I mentioned in More Bogwalking that I’d spent the previous week in northern Wisconsin. It is always interesting to be in a place that is not one’s normal stomping grounds. Even though I go there regularly, it’s not as if the people there see me all that often, the way they do at the usual places I go shopping back home.
The week we were there was rather interesting weather-wise: it started out near 80° (27C) and in a few days went to highs of around 55° (13C) and lows of 35° (2C). That’ll adjust your feet to cooler weather pretty quickly.
In my comfort zone, there is a nearby restaurant that we’ve been going to for nearly forever. We were going there long before the present owner, whose had it for around 15 years. The owner has seen me barefoot many times and never cared. I’ve even had waitresses comment to me about my being barefoot and telling me they wished they could be, too. So we go there a lot.
We also went to another restaurant that hasn’t liked my bare feet. However, it is fairly easy to sneak in that way, and once seated, nobody seems to care any more.
There is plenty of wildlife up there. Here’s what we saw going past our cabin one morning.
We also had a gray fox go by, but I didn’t get my camera in time. And I had
the local bald eagle land on a log in the cove about 50 feet away from
me . . . while my camera was back in the cabin. Rats.
The colors were changing.
That picture was taken early in the week, while the weather was still quite warm and comfortable.
Here’s another picture; this is of the pier belonging to the place we were at.
There is something you should notice about that picture. There is only one way that that picture can be taken. It’s not “bogwalking”; it’s “covewalking”.
There is a bit of peat moss there, mixed in amongst the cattails and other cove plants, but it is not thick enough to support one’s weight the way it is in a bog. I sank down about 6 inches on every step.
Of course it has to be done barefooted.
The place we stay is on a cove. Here is a composite, panoramic shot of the whole cove, with 5 different pictures stitched together. Click on it to get the 2300×500 pixel version. (I also have a 10,200 x 2,200 version.)
Here are two more shots from before the weather changed. There is a nearby (very small) airport, and it looks like a couple of planes were practicing flying in formation.
Here’s the close-up of the same picture.
And then the weather did change. This is part of what it looked like afterwards. It was not only dreary, but downright cold.
Of course, that’s not an excuse not to keep going barefoot. (I should also add that even though it was cold and dreary, it was still better than being back home!)
Near the end there we went to a Cranberry Festival. Northern Wisconsin bogs are where a lot of cranberries are grown, so the local festivals (trying to keep tourists around as the weather grows colder) have to do something.
But it was chilly, with the temperature around 40-45° (5-7C). And rainy. The Festival was at the county fairgrounds, so the ground was cold, wet, and squishy. I found it tolerable.

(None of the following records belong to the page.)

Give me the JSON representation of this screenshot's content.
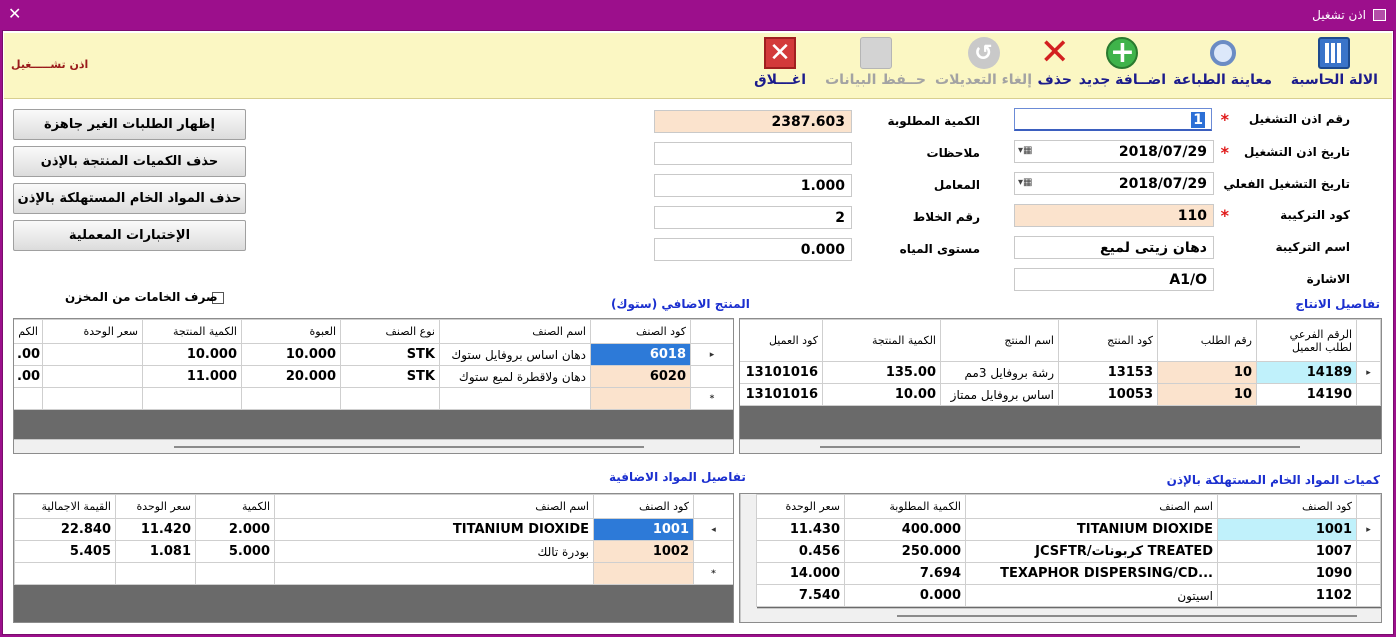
{
  "window": {
    "title": "اذن تشغيل"
  },
  "side_title": "اذن تشـــــغيل",
  "toolbar": {
    "calculator": "الالة الحاسبة",
    "print_preview": "معاينة الطباعة",
    "add_new": "اضــافة جديد",
    "delete": "حذف",
    "undo": "إلغاء التعديلات",
    "save": "حــفظ البيانات",
    "close": "اغـــلاق"
  },
  "form": {
    "order_no_label": "رقم اذن التشغيل",
    "order_no": "1",
    "order_date_label": "تاريخ اذن التشغيل",
    "order_date": "2018/07/29",
    "actual_date_label": "تاريخ التشغيل الفعلي",
    "actual_date": "2018/07/29",
    "formula_code_label": "كود التركيبة",
    "formula_code": "110",
    "formula_name_label": "اسم التركيبة",
    "formula_name": "دهان زيتى لميع",
    "reference_label": "الاشارة",
    "reference": "A1/O",
    "required_qty_label": "الكمية المطلوبة",
    "required_qty": "2387.603",
    "notes_label": "ملاحظات",
    "notes": "",
    "factor_label": "المعامل",
    "factor": "1.000",
    "mixer_no_label": "رقم الخلاط",
    "mixer_no": "2",
    "water_level_label": "مستوى المياه",
    "water_level": "0.000"
  },
  "buttons": {
    "show_not_ready": "إظهار الطلبات الغير جاهزة",
    "delete_produced": "حذف الكميات المنتجة بالإذن",
    "delete_consumed": "حذف المواد الخام المستهلكة بالإذن",
    "lab_tests": "الإختبارات المعملية"
  },
  "checkbox": {
    "label": "صرف الخامات من المخزن",
    "checked": false
  },
  "production_details": {
    "title": "تفاصيل الانتاج",
    "headers": [
      "الرقم الفرعي لطلب العميل",
      "رقم الطلب",
      "كود المنتج",
      "اسم المنتج",
      "الكمية المنتجة",
      "كود العميل"
    ],
    "rows": [
      [
        "14189",
        "10",
        "13153",
        "رشة بروفايل 3مم",
        "135.00",
        "13101016"
      ],
      [
        "14190",
        "10",
        "10053",
        "اساس بروفايل ممتاز",
        "10.00",
        "13101016"
      ]
    ]
  },
  "additional_product": {
    "title": "المنتج الاضافي (ستوك)",
    "headers": [
      "كود الصنف",
      "اسم الصنف",
      "نوع الصنف",
      "العبوة",
      "الكمية المنتجة",
      "سعر الوحدة",
      "الكم"
    ],
    "rows": [
      [
        "6018",
        "دهان اساس بروفايل ستوك",
        "STK",
        "10.000",
        "10.000",
        "",
        ".00"
      ],
      [
        "6020",
        "دهان ولاقطرة لميع ستوك",
        "STK",
        "20.000",
        "11.000",
        "",
        ".00"
      ]
    ]
  },
  "raw_materials": {
    "title": "كميات المواد الخام المستهلكة بالإذن",
    "headers": [
      "كود الصنف",
      "اسم الصنف",
      "الكمية المطلوبة",
      "سعر الوحدة"
    ],
    "rows": [
      [
        "1001",
        "TITANIUM DIOXIDE",
        "400.000",
        "11.430"
      ],
      [
        "1007",
        "JCSFTR/كربونات TREATED",
        "250.000",
        "0.456"
      ],
      [
        "1090",
        "TEXAPHOR DISPERSING/CD...",
        "7.694",
        "14.000"
      ],
      [
        "1102",
        "اسيتون",
        "0.000",
        "7.540"
      ]
    ]
  },
  "additional_materials": {
    "title": "تفاصيل المواد الاضافية",
    "headers": [
      "كود الصنف",
      "اسم الصنف",
      "الكمية",
      "سعر الوحدة",
      "القيمة الاجمالية"
    ],
    "rows": [
      [
        "1001",
        "TITANIUM DIOXIDE",
        "2.000",
        "11.420",
        "22.840"
      ],
      [
        "1002",
        "بودرة تالك",
        "5.000",
        "1.081",
        "5.405"
      ]
    ]
  }
}
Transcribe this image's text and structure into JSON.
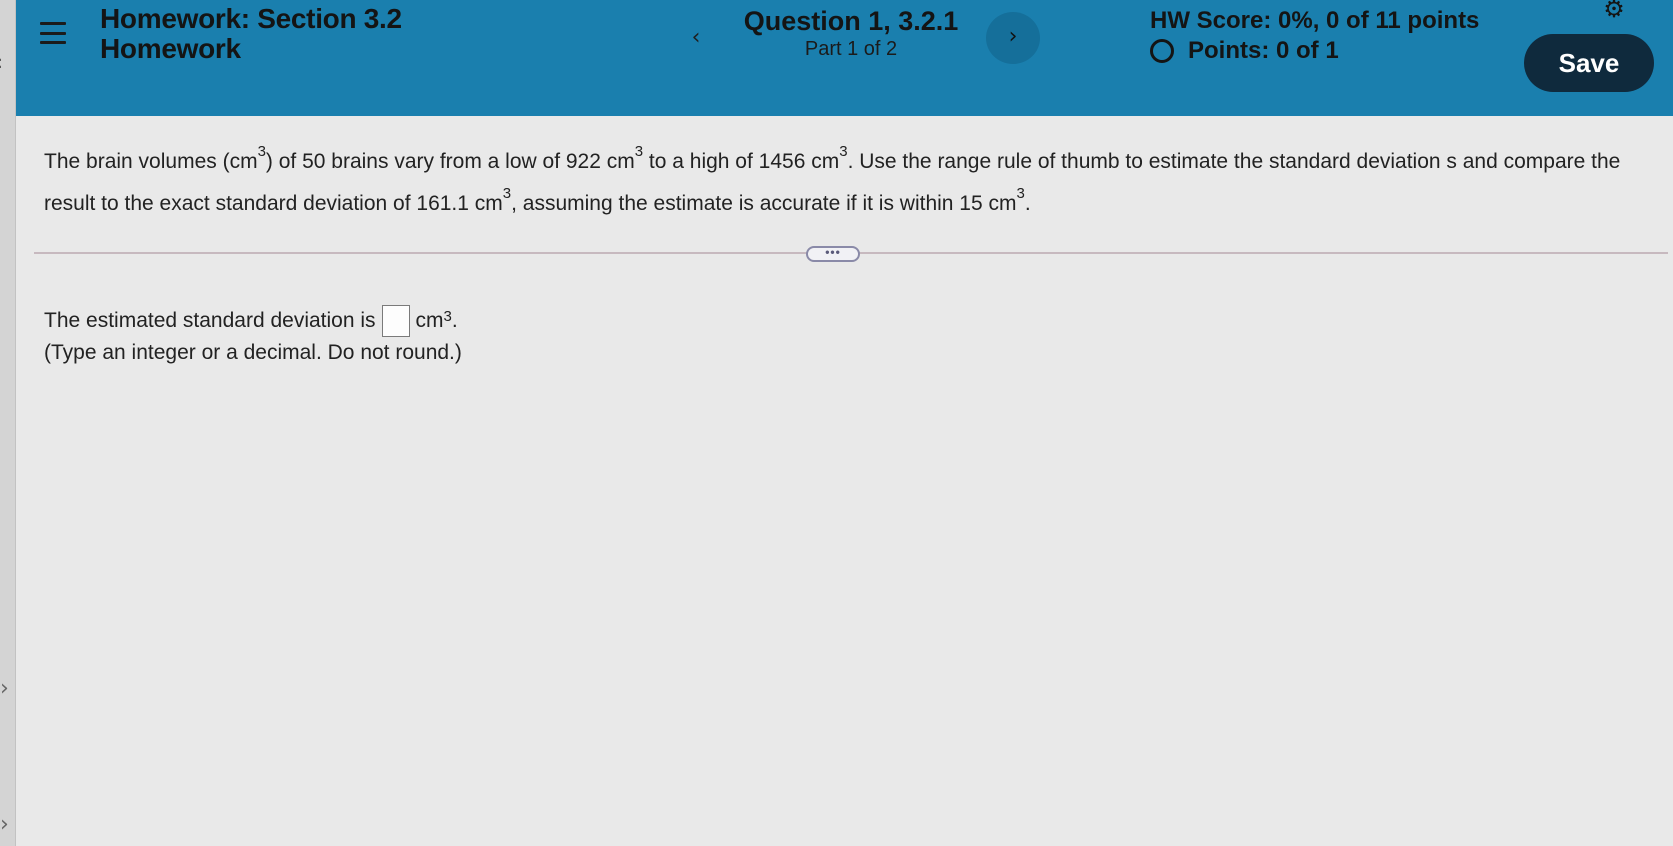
{
  "header": {
    "hw_title_line1": "Homework: Section 3.2",
    "hw_title_line2": "Homework",
    "question_title": "Question 1, 3.2.1",
    "part_label": "Part 1 of 2",
    "hw_score": "HW Score: 0%, 0 of 11 points",
    "points": "Points: 0 of 1",
    "save_label": "Save",
    "prev_glyph": "‹",
    "next_glyph": "›",
    "gear_glyph": "⚙"
  },
  "question": {
    "t1": "The brain volumes (cm",
    "t2": ") of 50 brains vary from a low of 922 cm",
    "t3": " to a high of 1456 cm",
    "t4": ". Use the range rule of thumb to estimate the standard deviation s and compare the result to the exact standard deviation of 161.1 cm",
    "t5": ", assuming the estimate is accurate if it is within 15 cm",
    "t6": ".",
    "exp": "3"
  },
  "expand_label": "•••",
  "answer": {
    "prefix": "The estimated standard deviation is",
    "unit": "cm",
    "exp": "3",
    "end": ".",
    "hint": "(Type an integer or a decimal. Do not round.)"
  },
  "icons": {
    "menu": "hamburger-icon",
    "prev": "chevron-left-icon",
    "next": "chevron-right-icon",
    "settings": "gear-icon",
    "points_status": "circle-icon"
  }
}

Everybody was too polite to say anything to me (at least to my face), but you could tell when somebody noticed my feet. There’s be the covert nudge of a companion. Or, there’d be somebody who would kind of be trudging along just looking down. Then they’d suddenly notice my bare feet and their head would pop up to look me in the face, as if they couldn’t believe the feet they saw were actually attached to a human.
It was really funny to see that happen over and over again. And a bit weird.
Anyways, my feet survived the cold and wet just fine, and I suppose started the acclimatization process for the upcoming winter.
We also spent one day heading to a town called Boulder Junction. I’ve written before about their famous barefoot fishing guide, Porter Dean.
(That picture is probably 10-15 years old.)
I’m afraid to say that I didn’t see the statue there this visit. Now I didn’t carefully trek the whole town (it was cold, wet, and rainy, remember?) But it wasn’t prominently displayed the way it used to be. I sure hope they aren’t forgetting their barefoot roots.
Anyways, while I was there I stopped into a hardware store. As I entered, the owner took a look at my bare feet and said:
“If you walk around here and hurt yourself, don’t you come crying to me!”
I loved it! None of the usual whining about, “for you own protection” or “oh, I might get sued”. Just “you’re responsible for your own damn self”.
And actually, by warning me (even though the place was immaculate), the owner pretty much relieved herself of any liability (which is pretty low anyways) simply by warning me.
I sure wish all stores had that exact same attitude.